--- Extracted entries ---
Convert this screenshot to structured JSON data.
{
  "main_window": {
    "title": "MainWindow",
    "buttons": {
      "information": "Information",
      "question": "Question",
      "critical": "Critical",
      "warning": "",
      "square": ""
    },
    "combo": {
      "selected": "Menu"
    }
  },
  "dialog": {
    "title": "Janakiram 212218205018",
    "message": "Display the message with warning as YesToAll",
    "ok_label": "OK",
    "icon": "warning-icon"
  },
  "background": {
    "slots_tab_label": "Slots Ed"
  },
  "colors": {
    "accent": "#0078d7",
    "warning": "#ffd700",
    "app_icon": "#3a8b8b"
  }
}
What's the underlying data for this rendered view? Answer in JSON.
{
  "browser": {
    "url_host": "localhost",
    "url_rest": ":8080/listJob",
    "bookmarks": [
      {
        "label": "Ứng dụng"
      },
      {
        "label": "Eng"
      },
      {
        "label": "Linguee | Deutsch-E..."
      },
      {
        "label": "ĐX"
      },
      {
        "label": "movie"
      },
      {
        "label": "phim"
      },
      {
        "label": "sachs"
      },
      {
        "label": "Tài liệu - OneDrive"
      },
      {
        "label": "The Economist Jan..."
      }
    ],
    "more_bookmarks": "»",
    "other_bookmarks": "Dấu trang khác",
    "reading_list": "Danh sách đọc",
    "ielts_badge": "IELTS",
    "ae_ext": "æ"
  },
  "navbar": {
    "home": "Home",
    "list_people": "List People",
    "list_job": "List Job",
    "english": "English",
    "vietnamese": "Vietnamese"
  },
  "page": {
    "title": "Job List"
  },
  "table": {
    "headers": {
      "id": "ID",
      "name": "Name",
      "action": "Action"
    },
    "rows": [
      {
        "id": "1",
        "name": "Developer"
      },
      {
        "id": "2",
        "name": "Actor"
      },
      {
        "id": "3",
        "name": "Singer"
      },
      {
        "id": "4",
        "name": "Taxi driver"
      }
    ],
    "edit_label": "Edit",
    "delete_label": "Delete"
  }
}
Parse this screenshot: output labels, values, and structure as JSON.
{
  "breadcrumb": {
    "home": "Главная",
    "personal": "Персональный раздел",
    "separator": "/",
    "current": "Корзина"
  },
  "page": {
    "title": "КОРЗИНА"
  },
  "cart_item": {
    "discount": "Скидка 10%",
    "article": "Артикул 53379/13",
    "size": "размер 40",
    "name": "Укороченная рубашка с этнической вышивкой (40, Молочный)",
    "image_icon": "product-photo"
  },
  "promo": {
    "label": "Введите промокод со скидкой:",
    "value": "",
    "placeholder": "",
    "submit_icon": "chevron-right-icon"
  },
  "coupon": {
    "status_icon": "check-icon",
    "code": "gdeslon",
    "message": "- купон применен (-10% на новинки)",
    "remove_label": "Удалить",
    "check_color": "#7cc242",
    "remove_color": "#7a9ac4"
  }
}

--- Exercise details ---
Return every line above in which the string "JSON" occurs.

--- Solved exercise ---
Convert this screenshot to structured JSON data.
What's the underlying data for this rendered view? Answer in JSON.
Parse this screenshot: output labels, values, and structure as JSON.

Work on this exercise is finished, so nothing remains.